- _SUPPLIED DATA_:
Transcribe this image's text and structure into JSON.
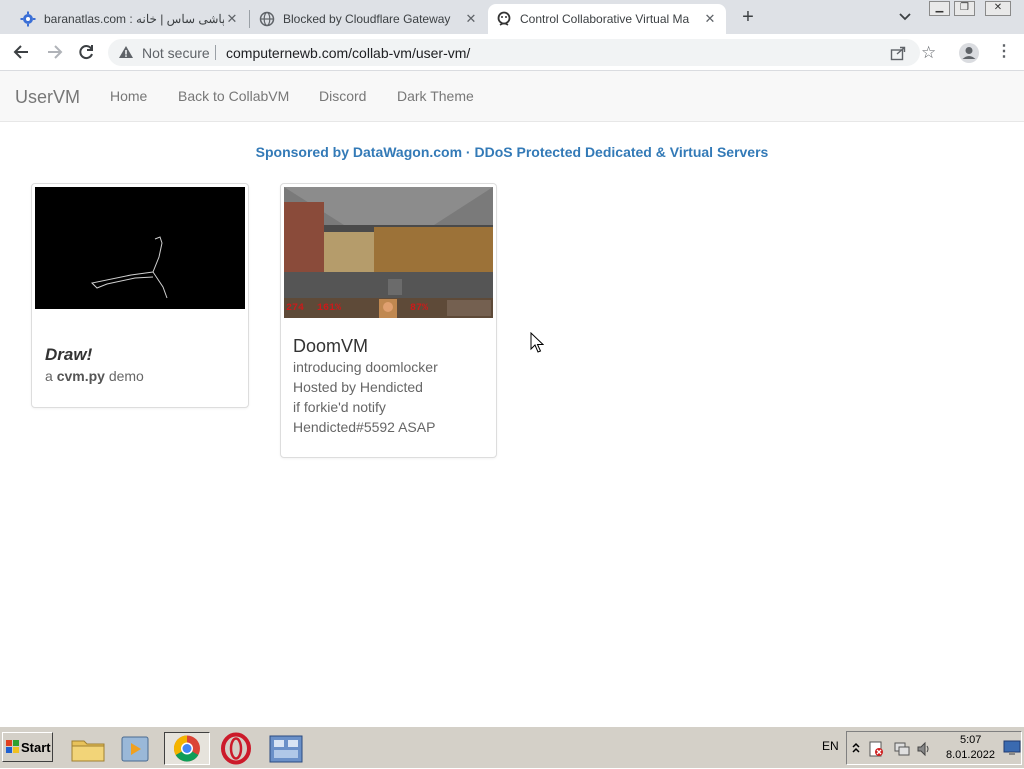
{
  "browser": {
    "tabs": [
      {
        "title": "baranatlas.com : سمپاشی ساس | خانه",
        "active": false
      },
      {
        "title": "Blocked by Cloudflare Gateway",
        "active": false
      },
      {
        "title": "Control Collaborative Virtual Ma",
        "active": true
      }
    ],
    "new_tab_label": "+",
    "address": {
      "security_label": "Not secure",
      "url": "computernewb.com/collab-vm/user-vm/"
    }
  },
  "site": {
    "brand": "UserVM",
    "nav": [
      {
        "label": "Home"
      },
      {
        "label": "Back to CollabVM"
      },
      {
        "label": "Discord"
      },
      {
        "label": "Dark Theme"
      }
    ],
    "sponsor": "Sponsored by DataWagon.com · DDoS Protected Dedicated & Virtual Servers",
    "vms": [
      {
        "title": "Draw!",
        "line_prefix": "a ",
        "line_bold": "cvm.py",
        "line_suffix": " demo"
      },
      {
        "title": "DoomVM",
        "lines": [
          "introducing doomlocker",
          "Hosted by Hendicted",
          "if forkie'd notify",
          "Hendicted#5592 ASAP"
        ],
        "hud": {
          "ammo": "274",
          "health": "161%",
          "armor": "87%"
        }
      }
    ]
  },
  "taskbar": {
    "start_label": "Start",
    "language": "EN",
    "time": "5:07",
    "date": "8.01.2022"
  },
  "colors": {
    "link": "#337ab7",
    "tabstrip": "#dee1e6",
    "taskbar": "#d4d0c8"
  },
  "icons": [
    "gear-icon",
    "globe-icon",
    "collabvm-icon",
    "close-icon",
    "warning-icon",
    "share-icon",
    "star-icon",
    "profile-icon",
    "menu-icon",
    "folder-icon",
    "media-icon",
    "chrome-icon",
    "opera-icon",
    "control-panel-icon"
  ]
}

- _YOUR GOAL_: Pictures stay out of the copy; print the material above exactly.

- _EXPECTED OUTPUT_:
Transcribe this image's text and structure into JSON.
{
  "browser": {
    "tabs": [
      {
        "title": "baranatlas.com : سمپاشی ساس | خانه",
        "active": false
      },
      {
        "title": "Blocked by Cloudflare Gateway",
        "active": false
      },
      {
        "title": "Control Collaborative Virtual Ma",
        "active": true
      }
    ],
    "new_tab_label": "+",
    "address": {
      "security_label": "Not secure",
      "url": "computernewb.com/collab-vm/user-vm/"
    }
  },
  "site": {
    "brand": "UserVM",
    "nav": [
      {
        "label": "Home"
      },
      {
        "label": "Back to CollabVM"
      },
      {
        "label": "Discord"
      },
      {
        "label": "Dark Theme"
      }
    ],
    "sponsor": "Sponsored by DataWagon.com · DDoS Protected Dedicated & Virtual Servers",
    "vms": [
      {
        "title": "Draw!",
        "line_prefix": "a ",
        "line_bold": "cvm.py",
        "line_suffix": " demo"
      },
      {
        "title": "DoomVM",
        "lines": [
          "introducing doomlocker",
          "Hosted by Hendicted",
          "if forkie'd notify",
          "Hendicted#5592 ASAP"
        ],
        "hud": {
          "ammo": "274",
          "health": "161%",
          "armor": "87%"
        }
      }
    ]
  },
  "taskbar": {
    "start_label": "Start",
    "language": "EN",
    "time": "5:07",
    "date": "8.01.2022"
  },
  "colors": {
    "link": "#337ab7",
    "tabstrip": "#dee1e6",
    "taskbar": "#d4d0c8"
  },
  "icons": [
    "gear-icon",
    "globe-icon",
    "collabvm-icon",
    "close-icon",
    "warning-icon",
    "share-icon",
    "star-icon",
    "profile-icon",
    "menu-icon",
    "folder-icon",
    "media-icon",
    "chrome-icon",
    "opera-icon",
    "control-panel-icon"
  ]
}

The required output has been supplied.